The Mars Direct Architecture
The Mars Direct plan involves two launches. The first is an unmanned flight, containing an unfueled methane/oxygen engine and the ERV for launching off the Martian surface, liquid hydrogen, a nuclear reactor that works with the methane/oxygen engine, a set of compressors, a chemical processing unit, and the scientific rovers. During the next two to three years propellant is being formed from the CO2 on Mars. On Earth, two more spacecrafts are launched. One is like the one launched before, the other is a craft containing a crew of four, with supplies for three years, a ground rover, and landing gear. In this model, artificial gravity is provided by spinning at 1 rpm. The craft lands at the same site as the fully fueled ERV.
There should be no problem with the surface rendezvous. The site has been explored for two years prior to manned touchdown by machines. The ERV will also be able to beam a signal to the incoming craft directing it. If, for some reason, the craft lands away from the ERV, the land rover in the hab module can take the crew there. If not, the crew can take off in the ERV that they brought with them, otherwise the craft will begin to fuel itself for another manned mission due to land in another few years to continue the exploration of Mars.
With fuel save for ground missions, about 22,000 ground kilometers can be traveled by ground vehicles in the 1.5 years of surface-stay. All personnel stays on the Martian surface, giving them shielding from cosmic radiation and natural gravity.
The Mars Direct launch vehicle is much like any other craft launched from Earth, with solid rocket boosters to escape Earth’s gravity that separate after burning.
Artificial gravity is obtained by spinning the two parts of the module
connected with a tether. One part contains the crew habitat while the other
is the burnt-out heavy lift launch vehicle (HRV) used during the launch
from Earth. In this model, the tether is 1500 meters long and rotates at
1 rpm, giving a pull of 0.38 Earth-G (which is equal to one Mars-G). The
tether would consist of six flat-woven braids with interconnecting cords
every meter. By using this, three braids can snap before the remaining
three would be overstressed and fail as well (though the spin could be
decreased to prevent the overstraining of the remaining braids). Maneuvers

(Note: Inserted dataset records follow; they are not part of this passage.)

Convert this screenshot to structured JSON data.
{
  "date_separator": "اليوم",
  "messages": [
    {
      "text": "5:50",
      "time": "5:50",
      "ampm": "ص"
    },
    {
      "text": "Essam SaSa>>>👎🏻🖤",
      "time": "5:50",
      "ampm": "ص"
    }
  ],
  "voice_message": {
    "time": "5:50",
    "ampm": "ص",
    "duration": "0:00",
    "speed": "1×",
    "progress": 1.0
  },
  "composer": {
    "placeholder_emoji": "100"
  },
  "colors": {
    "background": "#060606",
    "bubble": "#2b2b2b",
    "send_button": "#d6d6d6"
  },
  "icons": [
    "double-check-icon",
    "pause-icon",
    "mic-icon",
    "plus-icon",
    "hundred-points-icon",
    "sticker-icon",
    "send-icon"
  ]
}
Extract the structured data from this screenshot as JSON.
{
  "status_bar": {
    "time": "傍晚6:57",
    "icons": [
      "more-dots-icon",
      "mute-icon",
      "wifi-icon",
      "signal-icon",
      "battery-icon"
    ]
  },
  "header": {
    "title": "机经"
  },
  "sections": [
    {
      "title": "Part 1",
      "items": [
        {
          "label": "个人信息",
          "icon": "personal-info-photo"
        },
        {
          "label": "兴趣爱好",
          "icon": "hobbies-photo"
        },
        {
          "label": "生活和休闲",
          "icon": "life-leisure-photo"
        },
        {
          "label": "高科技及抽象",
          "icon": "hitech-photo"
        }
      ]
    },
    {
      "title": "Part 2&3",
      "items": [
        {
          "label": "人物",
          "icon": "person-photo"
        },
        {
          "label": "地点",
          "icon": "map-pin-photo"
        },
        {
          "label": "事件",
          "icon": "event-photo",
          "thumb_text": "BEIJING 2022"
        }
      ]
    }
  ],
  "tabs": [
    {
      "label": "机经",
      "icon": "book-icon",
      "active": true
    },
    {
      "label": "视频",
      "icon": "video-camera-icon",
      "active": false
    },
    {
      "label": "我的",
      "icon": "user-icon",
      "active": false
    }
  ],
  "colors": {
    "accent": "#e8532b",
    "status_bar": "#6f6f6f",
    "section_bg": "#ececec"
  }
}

are achieved by firing thrusters along the line of the tether or parallel
to the vector of the spinning system so that the spin rate, and therefore
gravity, is not affected. See Artificial Gravity.